Uh oh, here we go again.
While some might be too young to remember, the remainder of us will never forget.
Back in 2001, a merger between the World Wrestling Federation (now known as WWE) and NBC went horribly wrong when the XFL was brought to life. It was an alternative football league meant to dethrone the NFL from its perch.
It did not work.
With pro wrestling overtones, including WWF announcers Jesse “The Body” Ventura, Jim Ross and Jerry “The King” Lawler helping call the action, distorted rules, provocative cheerleaders and jerseys with nicknames like “Death Blow,” “Gladiator,” “Chuckwagon,” and “He Hate Me,” on the back, it almost instantly failed.
The XFL folded after one season with the WWF and NBC reportedly losing $35 million apiece in the venture.
Now, 17 years later, here we go again.
Vince McMahon, the WWE founder and chairman, is starting another professional football league.
Of course, there is a chance McMahon learned from his previous mistakes. Perhaps he is surrounding himself with people capable of creating a compelling league. Maybe he discovered new methods of presenting the product that will captivate the world.
After all, this is the man who turned pro wrestling from a multitude of small nationwide markets into one global audience, transforming his once-small company into a billion-dollar corporation. I’m not going to judge his business acumen based one unsuccessful endeavor nearly two decades ago.
But like the XFL, this new league is doomed to fail.
Even if everything goes perfectly for McMahon, there is simply no room for his creation.
The market for football is saturated with the NFL and NCAA dominating the American audience, and even though this country loves the sport, enough is enough.
The odds of the league overtaking either of the current football juggernauts is minute at best, meaning it will have to serve as a complement to the others, and nobody will absorb it.
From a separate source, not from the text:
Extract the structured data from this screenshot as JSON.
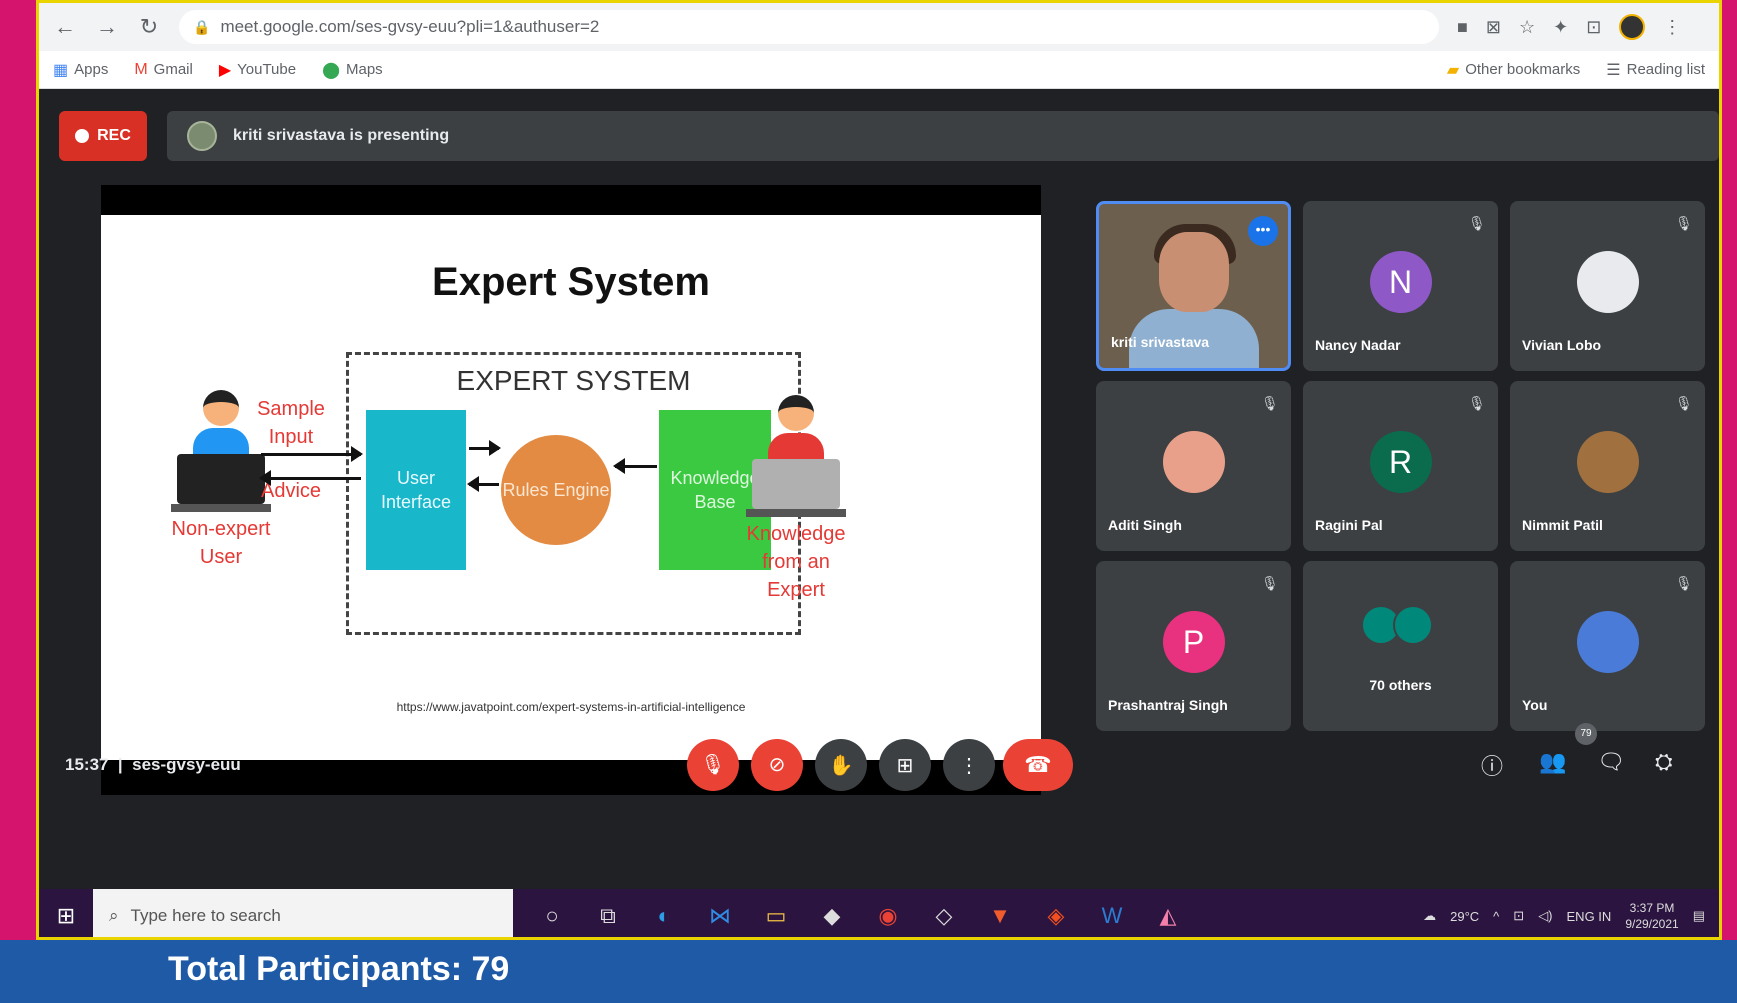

Sure, there is a niche market for everything, and it might catch on with a segment of the population, but it will be overlooked by the masses. It will be passed over when flipping through the channels, and after the initial novelty wears off, mainstream media will forgot, relegating it to the level of the NBA G League or Minor League Baseball.
Despite its dreadful reception, the XFL was innovative, helping to popularize the use sky cams, on-field cameras and player microphones long before they became common parts of the viewing experience.
So, maybe this new league can be impactful in a similar manner, but it can’t compete with the NFL or NCAA. At best, it becomes a novelty act like roller derby or competitive eating.
There is no want or need for a third football league, but regardless, it is coming, so here we go again.